Years ago, I had the opportunity to ask former Secretary of the Treasury Lawrence Summers a question. As he walked in one direction and I in the other, I waited for our paths to cross and then said that I taught economics and wondered what he thought was the most important idea my students could learn. Barely pausing, he said, “the power of the market,” and continued onward.
The Path of the Ivory
In order to learn about the (illegal) ivory trade, National Geographic planted their own fake tusks in the real supply chain. The tusks were made by a taxidermist who copied confiscated tusks from the U.S. Fish and Wildlife Service. Inside the fake tusks, he embedded custom-made GPS devices equipped with satellite tracking.
Our goal right now is to trace the fake tusks’ path and price as they moved across Africa.
Step 1 is the bush where real ivory tusks sell for somewhere between $66 and $397 a pound.
The Beginning of the Ivory Trade Supply Chain
(Yellow dots indicate payment sites in the bush.)
Step 2 takes us to a consolidation hub in the southeastern section of Central African Republic. At a consolidation hub, the ivory would have been sold for somewhere between $220 and $496 a pound.
The Middle of the Ivory Trade Supply Chain
(Red dots indicate consolidation hubs and major transit areas. Black lines are trade routes.)

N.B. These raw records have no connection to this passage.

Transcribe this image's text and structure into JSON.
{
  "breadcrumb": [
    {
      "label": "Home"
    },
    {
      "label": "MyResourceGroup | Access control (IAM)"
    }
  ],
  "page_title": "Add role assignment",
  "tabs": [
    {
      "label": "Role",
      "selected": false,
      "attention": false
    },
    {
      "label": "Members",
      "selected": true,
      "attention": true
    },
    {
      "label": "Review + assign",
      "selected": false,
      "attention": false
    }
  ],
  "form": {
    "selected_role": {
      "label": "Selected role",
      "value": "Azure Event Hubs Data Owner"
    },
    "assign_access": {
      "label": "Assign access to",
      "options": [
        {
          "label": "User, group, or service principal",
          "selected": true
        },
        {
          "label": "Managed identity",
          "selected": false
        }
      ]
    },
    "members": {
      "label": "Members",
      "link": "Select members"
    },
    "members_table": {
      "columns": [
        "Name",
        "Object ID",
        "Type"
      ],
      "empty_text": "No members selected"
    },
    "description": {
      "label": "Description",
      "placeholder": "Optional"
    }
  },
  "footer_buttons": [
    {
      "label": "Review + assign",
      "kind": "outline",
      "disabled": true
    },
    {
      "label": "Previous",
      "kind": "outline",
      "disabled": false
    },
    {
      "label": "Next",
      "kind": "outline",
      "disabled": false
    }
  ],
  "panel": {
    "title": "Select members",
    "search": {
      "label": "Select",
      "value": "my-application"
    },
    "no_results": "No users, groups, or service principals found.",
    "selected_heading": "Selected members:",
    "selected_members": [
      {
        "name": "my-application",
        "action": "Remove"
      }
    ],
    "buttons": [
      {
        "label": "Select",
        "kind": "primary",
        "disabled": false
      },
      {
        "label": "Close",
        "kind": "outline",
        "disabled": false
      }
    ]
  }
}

With Step 3, we have the ivory ready to be exported. In the National Geographic article, after 53 days and 592 miles, the fake tusks had not yet reached their final African stop. Here the price again bumps up, this time to as much as $882.

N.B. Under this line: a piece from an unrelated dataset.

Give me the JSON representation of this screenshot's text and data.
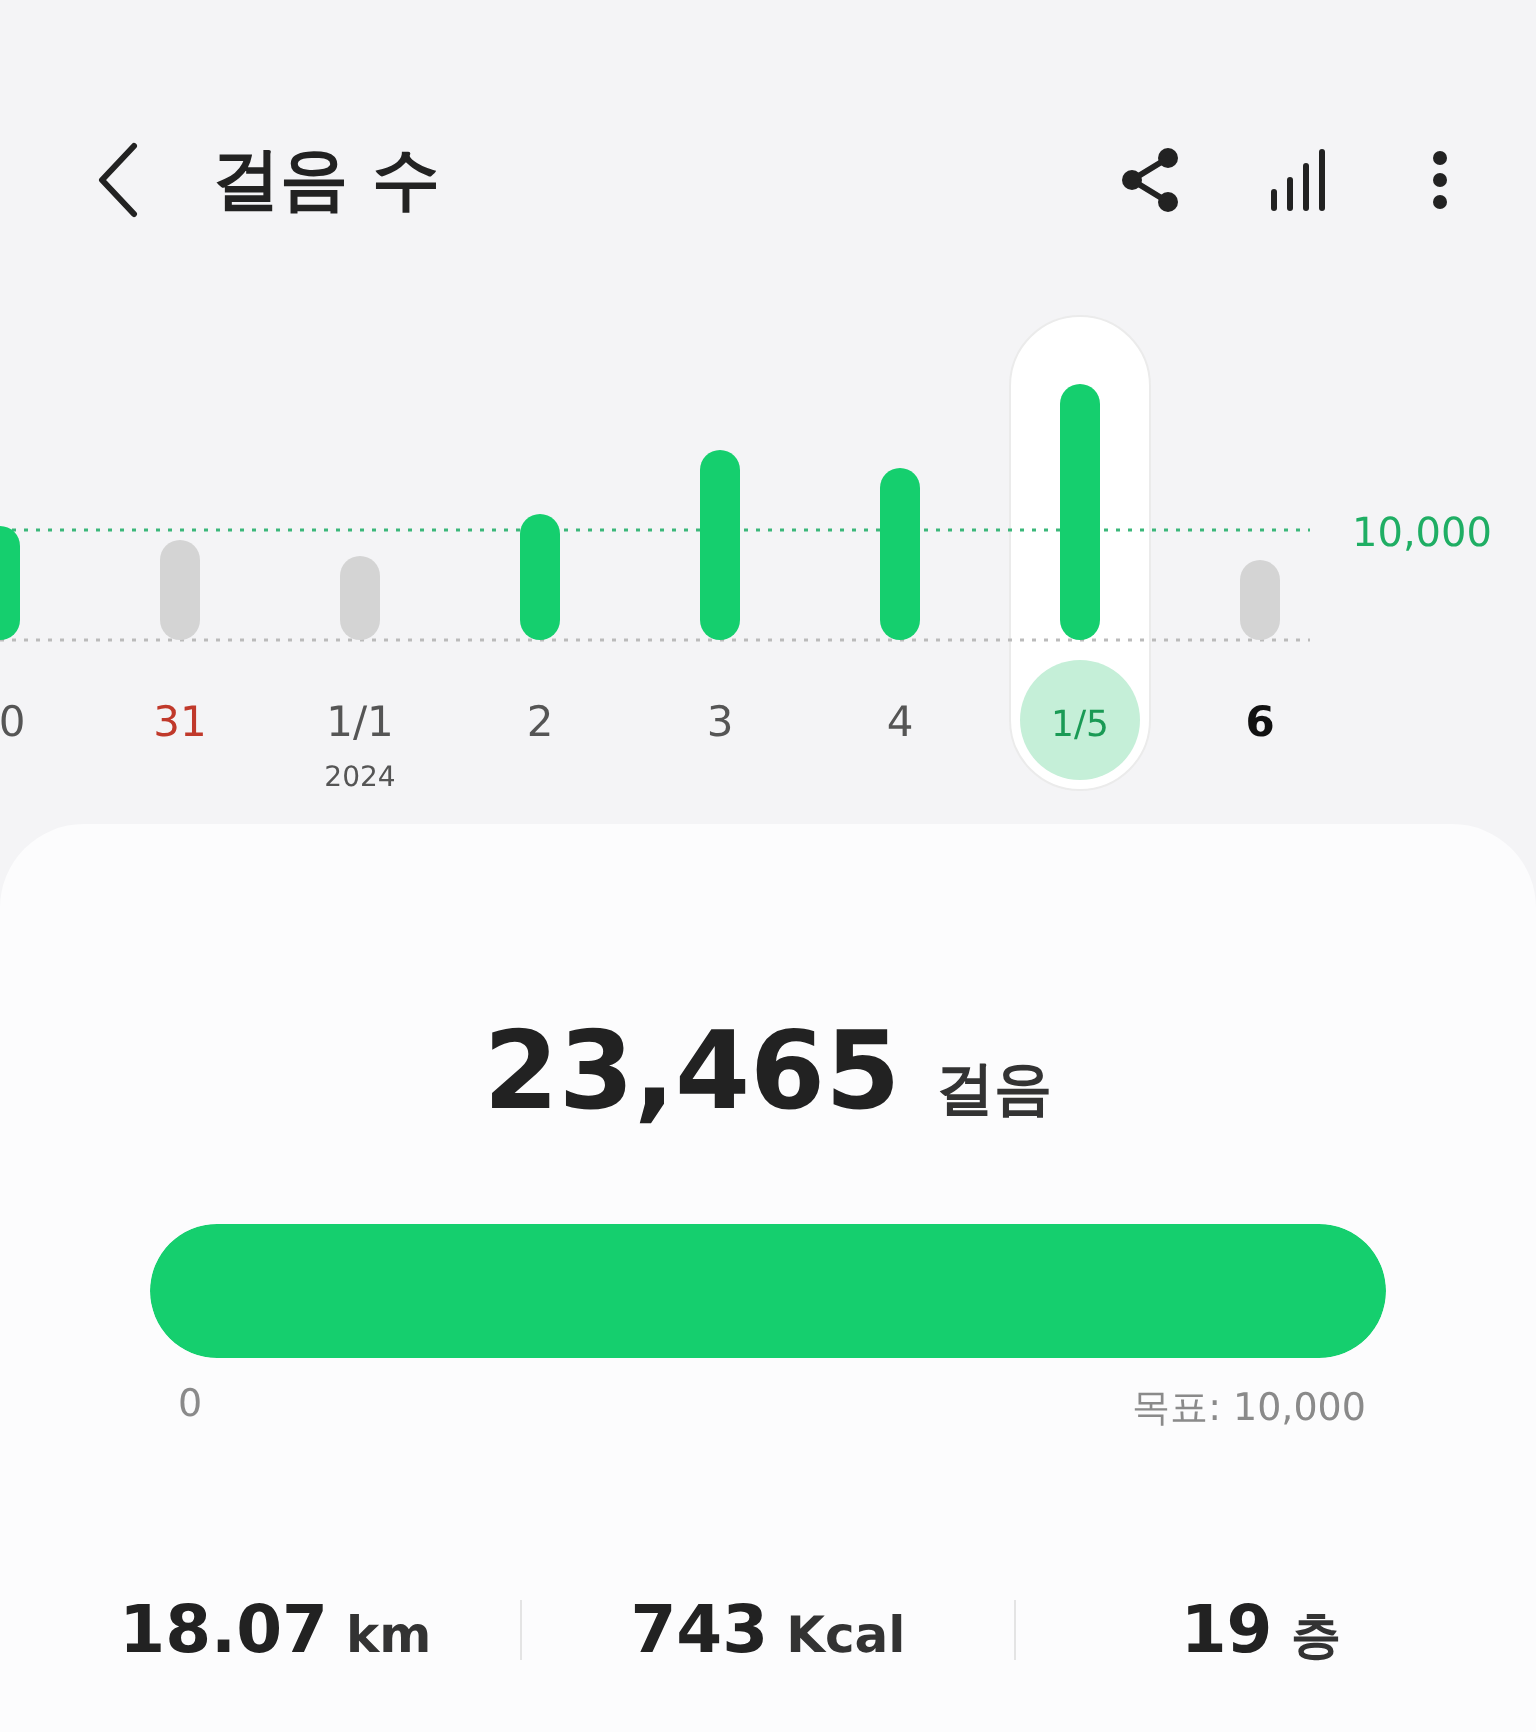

The African End of the Ivory Trade Supply Chain
(Red stars and dots indicate export hubs or major markets. Black lines are trade routes.)
The real price pop though is in Asia where the tusks could fetch $4630 a pound.